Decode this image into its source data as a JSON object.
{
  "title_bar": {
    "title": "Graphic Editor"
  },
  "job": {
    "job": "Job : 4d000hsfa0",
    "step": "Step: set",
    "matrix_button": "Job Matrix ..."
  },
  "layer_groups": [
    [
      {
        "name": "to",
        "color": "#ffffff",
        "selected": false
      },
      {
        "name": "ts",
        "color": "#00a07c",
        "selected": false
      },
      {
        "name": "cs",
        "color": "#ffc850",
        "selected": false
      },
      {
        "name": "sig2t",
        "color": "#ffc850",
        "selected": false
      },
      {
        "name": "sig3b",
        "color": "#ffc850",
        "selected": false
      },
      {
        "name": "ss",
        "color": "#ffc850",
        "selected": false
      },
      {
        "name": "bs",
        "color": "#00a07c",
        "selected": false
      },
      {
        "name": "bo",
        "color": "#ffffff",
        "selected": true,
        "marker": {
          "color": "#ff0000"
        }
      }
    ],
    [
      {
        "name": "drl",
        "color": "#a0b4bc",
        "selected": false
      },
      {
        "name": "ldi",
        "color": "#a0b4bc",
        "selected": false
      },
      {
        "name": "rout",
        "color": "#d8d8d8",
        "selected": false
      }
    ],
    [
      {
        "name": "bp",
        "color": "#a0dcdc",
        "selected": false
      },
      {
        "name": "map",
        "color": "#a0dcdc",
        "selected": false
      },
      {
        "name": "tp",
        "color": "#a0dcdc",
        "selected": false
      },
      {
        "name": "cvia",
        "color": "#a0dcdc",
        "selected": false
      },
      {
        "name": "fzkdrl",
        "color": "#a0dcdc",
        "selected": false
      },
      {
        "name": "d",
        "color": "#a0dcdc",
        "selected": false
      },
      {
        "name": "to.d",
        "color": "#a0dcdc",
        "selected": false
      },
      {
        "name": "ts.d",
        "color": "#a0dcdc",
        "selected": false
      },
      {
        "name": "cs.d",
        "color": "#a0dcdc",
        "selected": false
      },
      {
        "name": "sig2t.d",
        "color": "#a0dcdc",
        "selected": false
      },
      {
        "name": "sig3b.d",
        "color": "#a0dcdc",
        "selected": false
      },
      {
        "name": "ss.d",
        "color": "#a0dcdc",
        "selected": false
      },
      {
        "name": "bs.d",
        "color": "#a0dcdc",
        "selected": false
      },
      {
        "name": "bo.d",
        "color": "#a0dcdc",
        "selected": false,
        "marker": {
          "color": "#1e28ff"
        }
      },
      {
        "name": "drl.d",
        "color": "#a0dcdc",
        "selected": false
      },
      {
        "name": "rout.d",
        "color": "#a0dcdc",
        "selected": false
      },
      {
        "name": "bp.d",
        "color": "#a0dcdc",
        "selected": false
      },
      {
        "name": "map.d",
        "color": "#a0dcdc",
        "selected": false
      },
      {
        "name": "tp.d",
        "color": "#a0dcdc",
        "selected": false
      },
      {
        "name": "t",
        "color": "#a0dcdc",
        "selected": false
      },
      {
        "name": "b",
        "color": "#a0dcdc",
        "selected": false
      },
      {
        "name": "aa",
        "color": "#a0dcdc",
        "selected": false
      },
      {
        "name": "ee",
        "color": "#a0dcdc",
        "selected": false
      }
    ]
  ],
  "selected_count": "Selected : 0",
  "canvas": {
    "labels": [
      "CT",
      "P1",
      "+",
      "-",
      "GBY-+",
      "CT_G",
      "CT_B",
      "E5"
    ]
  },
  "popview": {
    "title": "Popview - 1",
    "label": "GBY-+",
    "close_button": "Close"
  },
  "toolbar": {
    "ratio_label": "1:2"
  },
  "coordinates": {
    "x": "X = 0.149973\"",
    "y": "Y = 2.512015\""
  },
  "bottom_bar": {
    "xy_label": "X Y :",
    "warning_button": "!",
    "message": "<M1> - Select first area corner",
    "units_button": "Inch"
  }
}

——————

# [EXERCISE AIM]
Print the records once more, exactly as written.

# [RESULT OF THE EXERCISE]
Decode this image into its source data as a JSON object.
{
  "title_bar": {
    "title": "Graphic Editor"
  },
  "job": {
    "job": "Job : 4d000hsfa0",
    "step": "Step: set",
    "matrix_button": "Job Matrix ..."
  },
  "layer_groups": [
    [
      {
        "name": "to",
        "color": "#ffffff",
        "selected": false
      },
      {
        "name": "ts",
        "color": "#00a07c",
        "selected": false
      },
      {
        "name": "cs",
        "color": "#ffc850",
        "selected": false
      },
      {
        "name": "sig2t",
        "color": "#ffc850",
        "selected": false
      },
      {
        "name": "sig3b",
        "color": "#ffc850",
        "selected": false
      },
      {
        "name": "ss",
        "color": "#ffc850",
        "selected": false
      },
      {
        "name": "bs",
        "color": "#00a07c",
        "selected": false
      },
      {
        "name": "bo",
        "color": "#ffffff",
        "selected": true,
        "marker": {
          "color": "#ff0000"
        }
      }
    ],
    [
      {
        "name": "drl",
        "color": "#a0b4bc",
        "selected": false
      },
      {
        "name": "ldi",
        "color": "#a0b4bc",
        "selected": false
      },
      {
        "name": "rout",
        "color": "#d8d8d8",
        "selected": false
      }
    ],
    [
      {
        "name": "bp",
        "color": "#a0dcdc",
        "selected": false
      },
      {
        "name": "map",
        "color": "#a0dcdc",
        "selected": false
      },
      {
        "name": "tp",
        "color": "#a0dcdc",
        "selected": false
      },
      {
        "name": "cvia",
        "color": "#a0dcdc",
        "selected": false
      },
      {
        "name": "fzkdrl",
        "color": "#a0dcdc",
        "selected": false
      },
      {
        "name": "d",
        "color": "#a0dcdc",
        "selected": false
      },
      {
        "name": "to.d",
        "color": "#a0dcdc",
        "selected": false
      },
      {
        "name": "ts.d",
        "color": "#a0dcdc",
        "selected": false
      },
      {
        "name": "cs.d",
        "color": "#a0dcdc",
        "selected": false
      },
      {
        "name": "sig2t.d",
        "color": "#a0dcdc",
        "selected": false
      },
      {
        "name": "sig3b.d",
        "color": "#a0dcdc",
        "selected": false
      },
      {
        "name": "ss.d",
        "color": "#a0dcdc",
        "selected": false
      },
      {
        "name": "bs.d",
        "color": "#a0dcdc",
        "selected": false
      },
      {
        "name": "bo.d",
        "color": "#a0dcdc",
        "selected": false,
        "marker": {
          "color": "#1e28ff"
        }
      },
      {
        "name": "drl.d",
        "color": "#a0dcdc",
        "selected": false
      },
      {
        "name": "rout.d",
        "color": "#a0dcdc",
        "selected": false
      },
      {
        "name": "bp.d",
        "color": "#a0dcdc",
        "selected": false
      },
      {
        "name": "map.d",
        "color": "#a0dcdc",
        "selected": false
      },
      {
        "name": "tp.d",
        "color": "#a0dcdc",
        "selected": false
      },
      {
        "name": "t",
        "color": "#a0dcdc",
        "selected": false
      },
      {
        "name": "b",
        "color": "#a0dcdc",
        "selected": false
      },
      {
        "name": "aa",
        "color": "#a0dcdc",
        "selected": false
      },
      {
        "name": "ee",
        "color": "#a0dcdc",
        "selected": false
      }
    ]
  ],
  "selected_count": "Selected : 0",
  "canvas": {
    "labels": [
      "CT",
      "P1",
      "+",
      "-",
      "GBY-+",
      "CT_G",
      "CT_B",
      "E5"
    ]
  },
  "popview": {
    "title": "Popview - 1",
    "label": "GBY-+",
    "close_button": "Close"
  },
  "toolbar": {
    "ratio_label": "1:2"
  },
  "coordinates": {
    "x": "X = 0.149973\"",
    "y": "Y = 2.512015\""
  },
  "bottom_bar": {
    "xy_label": "X Y :",
    "warning_button": "!",
    "message": "<M1> - Select first area corner",
    "units_button": "Inch"
  }
}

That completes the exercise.